• EXERCISE INSTRUCTIONS:
Repeat the data word for word. Do not include the pictures.

• RECORDS FOR THIS TASK:
◇ ◇ ◇ ◇
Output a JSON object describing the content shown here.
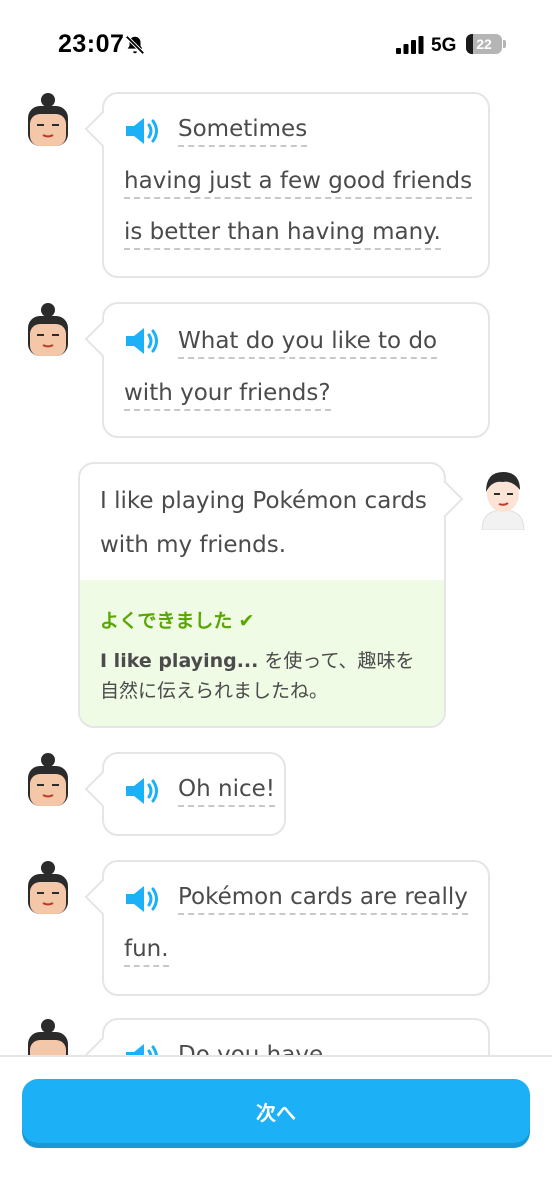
{
  "status_bar": {
    "time": "23:07",
    "network": "5G",
    "battery": "22",
    "icons": [
      "bell-muted-icon",
      "signal-icon",
      "battery-icon"
    ]
  },
  "chat": {
    "messages": [
      {
        "speaker": "character",
        "lines": [
          "Sometimes",
          "having just a few good friends",
          "is better than having many."
        ]
      },
      {
        "speaker": "character",
        "lines": [
          "What do you like to do",
          "with your friends?"
        ]
      },
      {
        "speaker": "user",
        "lines": [
          "I like playing Pokémon cards",
          "with my friends."
        ],
        "feedback": {
          "title": "よくできました",
          "bold": "I like playing...",
          "text_1": " を使って、趣味を",
          "text_2": "自然に伝えられましたね。"
        }
      },
      {
        "speaker": "character",
        "lines": [
          "Oh nice!"
        ]
      },
      {
        "speaker": "character",
        "lines": [
          "Pokémon cards are really",
          "fun."
        ]
      },
      {
        "speaker": "character",
        "lines": [
          "Do you have"
        ]
      }
    ]
  },
  "footer": {
    "next_label": "次へ"
  },
  "colors": {
    "accent": "#1cb0f6",
    "success": "#58a700",
    "success_bg": "#f0fbe6",
    "border": "#e5e5e5"
  }
}
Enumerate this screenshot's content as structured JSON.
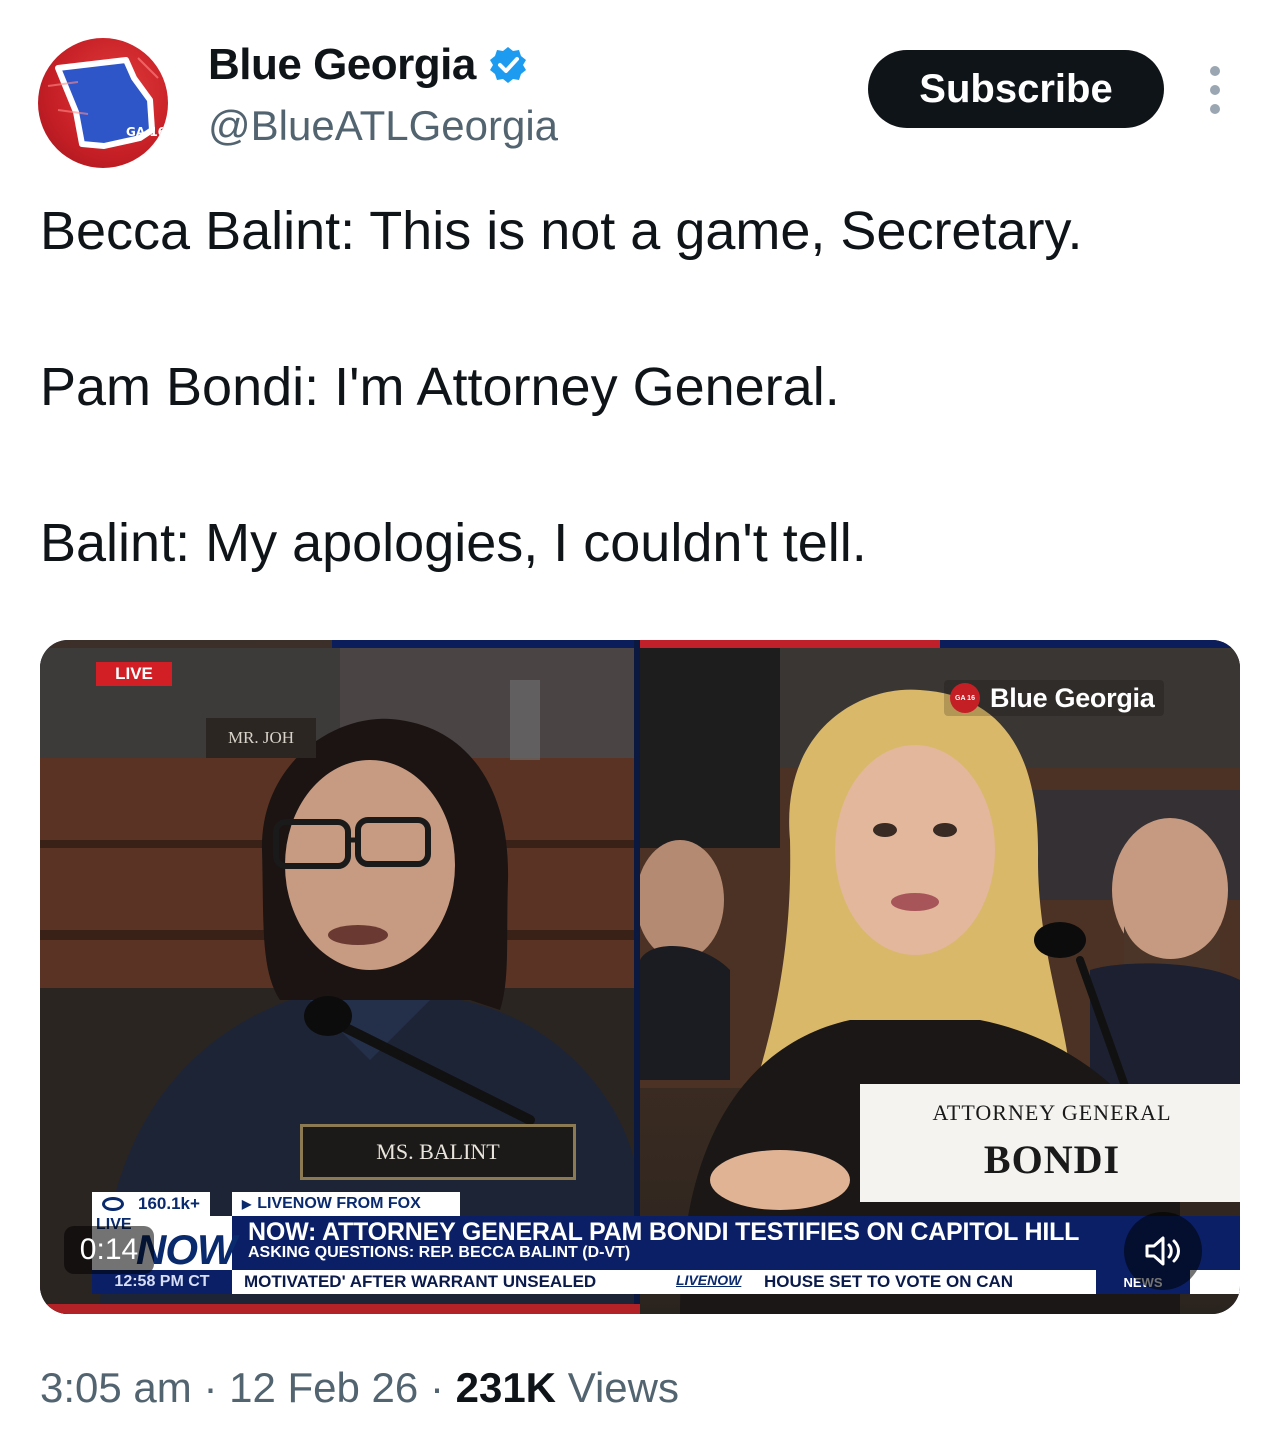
{
  "author": {
    "display_name": "Blue Georgia",
    "handle": "@BlueATLGeorgia",
    "avatar_label": "GA 16",
    "verified": true
  },
  "actions": {
    "subscribe_label": "Subscribe",
    "more_icon": "more-vertical-icon"
  },
  "tweet": {
    "lines": [
      "Becca Balint: This is not a game, Secretary.",
      "Pam Bondi: I'm Attorney General.",
      "Balint: My apologies, I couldn't tell."
    ]
  },
  "video": {
    "left_badge": "LIVE",
    "back_nameplate": "MR. JOH",
    "front_nameplate": "MS. BALINT",
    "ag_card_title": "ATTORNEY GENERAL",
    "ag_card_name": "BONDI",
    "watermark_text": "Blue Georgia",
    "watermark_logo": "GA 16",
    "views": "160.1k+",
    "livenow_label": "LIVENOW FROM FOX",
    "nowbox_live": "LIVE",
    "nowbox_now": "NOW",
    "headline": "NOW: ATTORNEY GENERAL PAM BONDI TESTIFIES ON CAPITOL HILL",
    "subhead": "ASKING QUESTIONS: REP. BECCA BALINT (D-VT)",
    "ticker_time": "12:58 PM CT",
    "ticker_1": "MOTIVATED' AFTER WARRANT UNSEALED",
    "ticker_logo": "LIVENOW",
    "ticker_2": "HOUSE SET TO VOTE ON CAN",
    "news_label": "NEWS",
    "elapsed": "0:14",
    "volume_icon": "speaker-icon"
  },
  "meta": {
    "time": "3:05 am",
    "date": "12 Feb 26",
    "views_count": "231K",
    "views_label": "Views",
    "separator": "·"
  },
  "colors": {
    "accent": "#0f1419",
    "verified": "#1d9bf0",
    "muted": "#536471",
    "fox_blue": "#0b1f66",
    "avatar_red": "#c51f26"
  }
}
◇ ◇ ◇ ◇
• TASK RESULT:
Output a JSON object describing the content shown here.
{
  "status_bar": {
    "time": "23:07",
    "network": "5G",
    "battery": "22",
    "icons": [
      "bell-muted-icon",
      "signal-icon",
      "battery-icon"
    ]
  },
  "chat": {
    "messages": [
      {
        "speaker": "character",
        "lines": [
          "Sometimes",
          "having just a few good friends",
          "is better than having many."
        ]
      },
      {
        "speaker": "character",
        "lines": [
          "What do you like to do",
          "with your friends?"
        ]
      },
      {
        "speaker": "user",
        "lines": [
          "I like playing Pokémon cards",
          "with my friends."
        ],
        "feedback": {
          "title": "よくできました",
          "bold": "I like playing...",
          "text_1": " を使って、趣味を",
          "text_2": "自然に伝えられましたね。"
        }
      },
      {
        "speaker": "character",
        "lines": [
          "Oh nice!"
        ]
      },
      {
        "speaker": "character",
        "lines": [
          "Pokémon cards are really",
          "fun."
        ]
      },
      {
        "speaker": "character",
        "lines": [
          "Do you have"
        ]
      }
    ]
  },
  "footer": {
    "next_label": "次へ"
  },
  "colors": {
    "accent": "#1cb0f6",
    "success": "#58a700",
    "success_bg": "#f0fbe6",
    "border": "#e5e5e5"
  }
}
Enumerate this screenshot's content as structured JSON.
{
  "author": {
    "display_name": "Blue Georgia",
    "handle": "@BlueATLGeorgia",
    "avatar_label": "GA 16",
    "verified": true
  },
  "actions": {
    "subscribe_label": "Subscribe",
    "more_icon": "more-vertical-icon"
  },
  "tweet": {
    "lines": [
      "Becca Balint: This is not a game, Secretary.",
      "Pam Bondi: I'm Attorney General.",
      "Balint: My apologies, I couldn't tell."
    ]
  },
  "video": {
    "left_badge": "LIVE",
    "back_nameplate": "MR. JOH",
    "front_nameplate": "MS. BALINT",
    "ag_card_title": "ATTORNEY GENERAL",
    "ag_card_name": "BONDI",
    "watermark_text": "Blue Georgia",
    "watermark_logo": "GA 16",
    "views": "160.1k+",
    "livenow_label": "LIVENOW FROM FOX",
    "nowbox_live": "LIVE",
    "nowbox_now": "NOW",
    "headline": "NOW: ATTORNEY GENERAL PAM BONDI TESTIFIES ON CAPITOL HILL",
    "subhead": "ASKING QUESTIONS: REP. BECCA BALINT (D-VT)",
    "ticker_time": "12:58 PM CT",
    "ticker_1": "MOTIVATED' AFTER WARRANT UNSEALED",
    "ticker_logo": "LIVENOW",
    "ticker_2": "HOUSE SET TO VOTE ON CAN",
    "news_label": "NEWS",
    "elapsed": "0:14",
    "volume_icon": "speaker-icon"
  },
  "meta": {
    "time": "3:05 am",
    "date": "12 Feb 26",
    "views_count": "231K",
    "views_label": "Views",
    "separator": "·"
  },
  "colors": {
    "accent": "#0f1419",
    "verified": "#1d9bf0",
    "muted": "#536471",
    "fox_blue": "#0b1f66",
    "avatar_red": "#c51f26"
  }
}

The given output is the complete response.